About this task
Among the records that follow, how many lines include the string "usage"? Only the number is wanted.

--- START ---

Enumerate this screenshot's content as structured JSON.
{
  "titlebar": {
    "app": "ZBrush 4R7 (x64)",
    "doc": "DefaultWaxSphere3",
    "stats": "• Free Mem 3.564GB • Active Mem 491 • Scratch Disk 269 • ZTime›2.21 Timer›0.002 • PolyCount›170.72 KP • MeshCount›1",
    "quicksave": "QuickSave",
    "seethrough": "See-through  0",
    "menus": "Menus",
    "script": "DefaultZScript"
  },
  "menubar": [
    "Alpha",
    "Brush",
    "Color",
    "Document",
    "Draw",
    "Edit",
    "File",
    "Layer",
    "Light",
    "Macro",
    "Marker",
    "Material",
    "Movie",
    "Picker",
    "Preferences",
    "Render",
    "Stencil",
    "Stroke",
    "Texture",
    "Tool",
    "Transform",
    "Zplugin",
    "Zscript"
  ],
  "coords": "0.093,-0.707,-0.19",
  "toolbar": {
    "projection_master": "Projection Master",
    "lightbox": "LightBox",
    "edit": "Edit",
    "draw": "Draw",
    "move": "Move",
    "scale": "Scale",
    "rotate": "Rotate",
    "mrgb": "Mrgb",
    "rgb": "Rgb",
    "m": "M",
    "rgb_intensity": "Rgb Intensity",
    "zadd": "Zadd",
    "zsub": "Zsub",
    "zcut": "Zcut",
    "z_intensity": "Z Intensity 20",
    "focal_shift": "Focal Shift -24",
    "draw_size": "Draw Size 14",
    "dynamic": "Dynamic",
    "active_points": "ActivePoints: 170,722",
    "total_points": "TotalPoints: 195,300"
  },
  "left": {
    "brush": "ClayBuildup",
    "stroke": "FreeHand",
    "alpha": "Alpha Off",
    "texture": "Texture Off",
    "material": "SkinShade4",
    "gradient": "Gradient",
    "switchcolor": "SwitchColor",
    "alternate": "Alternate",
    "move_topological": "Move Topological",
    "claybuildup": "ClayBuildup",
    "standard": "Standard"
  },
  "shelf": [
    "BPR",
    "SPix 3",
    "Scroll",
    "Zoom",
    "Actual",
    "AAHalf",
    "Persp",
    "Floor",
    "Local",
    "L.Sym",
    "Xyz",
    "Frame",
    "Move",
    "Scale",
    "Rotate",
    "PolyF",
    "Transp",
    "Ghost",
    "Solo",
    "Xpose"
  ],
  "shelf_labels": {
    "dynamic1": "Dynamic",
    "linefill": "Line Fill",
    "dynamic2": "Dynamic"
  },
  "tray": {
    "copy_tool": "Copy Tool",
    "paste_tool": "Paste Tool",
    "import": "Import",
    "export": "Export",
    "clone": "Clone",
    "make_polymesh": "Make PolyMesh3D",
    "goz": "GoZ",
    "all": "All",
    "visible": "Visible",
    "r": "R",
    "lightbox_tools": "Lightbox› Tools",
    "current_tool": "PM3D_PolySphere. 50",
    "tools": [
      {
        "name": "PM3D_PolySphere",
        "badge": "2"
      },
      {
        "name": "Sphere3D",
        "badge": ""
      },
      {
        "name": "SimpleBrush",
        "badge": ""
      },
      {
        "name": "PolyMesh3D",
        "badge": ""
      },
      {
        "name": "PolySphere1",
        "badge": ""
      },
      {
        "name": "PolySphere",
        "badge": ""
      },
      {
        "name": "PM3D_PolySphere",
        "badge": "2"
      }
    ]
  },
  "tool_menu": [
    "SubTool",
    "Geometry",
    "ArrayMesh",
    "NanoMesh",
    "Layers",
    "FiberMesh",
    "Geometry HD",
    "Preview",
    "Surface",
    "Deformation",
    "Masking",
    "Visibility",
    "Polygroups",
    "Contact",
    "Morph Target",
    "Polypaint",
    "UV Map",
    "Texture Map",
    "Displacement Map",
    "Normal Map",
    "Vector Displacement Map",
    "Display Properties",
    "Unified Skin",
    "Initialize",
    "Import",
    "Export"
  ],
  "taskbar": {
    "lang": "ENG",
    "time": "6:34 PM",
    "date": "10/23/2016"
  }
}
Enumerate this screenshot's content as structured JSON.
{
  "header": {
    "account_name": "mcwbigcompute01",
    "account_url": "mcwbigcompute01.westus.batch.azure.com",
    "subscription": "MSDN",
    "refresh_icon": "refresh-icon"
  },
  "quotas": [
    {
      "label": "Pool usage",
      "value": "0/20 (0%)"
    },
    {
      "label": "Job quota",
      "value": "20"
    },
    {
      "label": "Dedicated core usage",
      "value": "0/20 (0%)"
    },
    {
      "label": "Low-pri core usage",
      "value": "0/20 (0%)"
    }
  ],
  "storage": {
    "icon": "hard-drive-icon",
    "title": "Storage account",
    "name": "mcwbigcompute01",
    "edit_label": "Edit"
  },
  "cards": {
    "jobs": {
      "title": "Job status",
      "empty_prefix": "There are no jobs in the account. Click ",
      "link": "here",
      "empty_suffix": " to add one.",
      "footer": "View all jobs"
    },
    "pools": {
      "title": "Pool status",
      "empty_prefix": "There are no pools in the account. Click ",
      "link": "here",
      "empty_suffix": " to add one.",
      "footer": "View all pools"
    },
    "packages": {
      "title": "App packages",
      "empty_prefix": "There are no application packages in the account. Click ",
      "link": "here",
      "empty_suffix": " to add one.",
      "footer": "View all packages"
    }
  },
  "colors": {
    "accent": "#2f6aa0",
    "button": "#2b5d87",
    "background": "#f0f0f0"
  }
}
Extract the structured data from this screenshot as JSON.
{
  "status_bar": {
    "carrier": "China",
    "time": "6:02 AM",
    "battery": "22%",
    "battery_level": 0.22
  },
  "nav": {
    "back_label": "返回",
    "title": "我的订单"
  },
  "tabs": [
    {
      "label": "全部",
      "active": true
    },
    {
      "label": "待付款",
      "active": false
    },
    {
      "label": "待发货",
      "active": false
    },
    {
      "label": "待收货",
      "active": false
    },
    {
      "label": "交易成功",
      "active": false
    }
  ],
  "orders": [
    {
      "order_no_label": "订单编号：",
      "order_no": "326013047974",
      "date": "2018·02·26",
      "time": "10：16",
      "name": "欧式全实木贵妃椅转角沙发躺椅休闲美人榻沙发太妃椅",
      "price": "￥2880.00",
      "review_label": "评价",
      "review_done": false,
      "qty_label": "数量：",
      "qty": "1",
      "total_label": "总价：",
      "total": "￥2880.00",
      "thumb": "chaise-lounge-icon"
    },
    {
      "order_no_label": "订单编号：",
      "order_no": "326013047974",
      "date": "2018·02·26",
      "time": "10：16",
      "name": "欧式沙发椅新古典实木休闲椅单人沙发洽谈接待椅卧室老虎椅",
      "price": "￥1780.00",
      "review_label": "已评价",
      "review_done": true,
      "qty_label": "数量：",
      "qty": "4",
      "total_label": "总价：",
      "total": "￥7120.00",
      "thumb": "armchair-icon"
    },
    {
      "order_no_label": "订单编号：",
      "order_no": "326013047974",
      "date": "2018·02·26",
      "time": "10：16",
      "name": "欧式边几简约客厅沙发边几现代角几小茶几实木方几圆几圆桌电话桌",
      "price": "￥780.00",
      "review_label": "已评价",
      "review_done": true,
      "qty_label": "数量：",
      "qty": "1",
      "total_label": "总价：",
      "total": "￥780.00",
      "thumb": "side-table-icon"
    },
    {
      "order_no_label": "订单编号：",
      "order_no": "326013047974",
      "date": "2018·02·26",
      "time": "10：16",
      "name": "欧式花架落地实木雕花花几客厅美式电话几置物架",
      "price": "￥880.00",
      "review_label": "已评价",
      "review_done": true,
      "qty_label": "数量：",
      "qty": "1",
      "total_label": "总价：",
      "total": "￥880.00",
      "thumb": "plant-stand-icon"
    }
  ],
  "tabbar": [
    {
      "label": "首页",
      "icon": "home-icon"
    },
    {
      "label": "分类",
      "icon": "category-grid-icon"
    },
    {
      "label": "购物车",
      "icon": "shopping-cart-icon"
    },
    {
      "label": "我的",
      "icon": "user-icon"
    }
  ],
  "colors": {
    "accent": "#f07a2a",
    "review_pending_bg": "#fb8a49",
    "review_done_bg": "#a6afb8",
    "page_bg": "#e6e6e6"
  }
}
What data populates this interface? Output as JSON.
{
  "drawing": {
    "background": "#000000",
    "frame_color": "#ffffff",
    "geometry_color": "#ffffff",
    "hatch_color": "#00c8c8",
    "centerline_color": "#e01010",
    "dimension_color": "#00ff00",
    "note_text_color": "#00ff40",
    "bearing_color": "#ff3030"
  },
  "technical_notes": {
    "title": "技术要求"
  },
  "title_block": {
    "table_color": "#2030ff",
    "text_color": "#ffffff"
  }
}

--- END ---

Answer box
3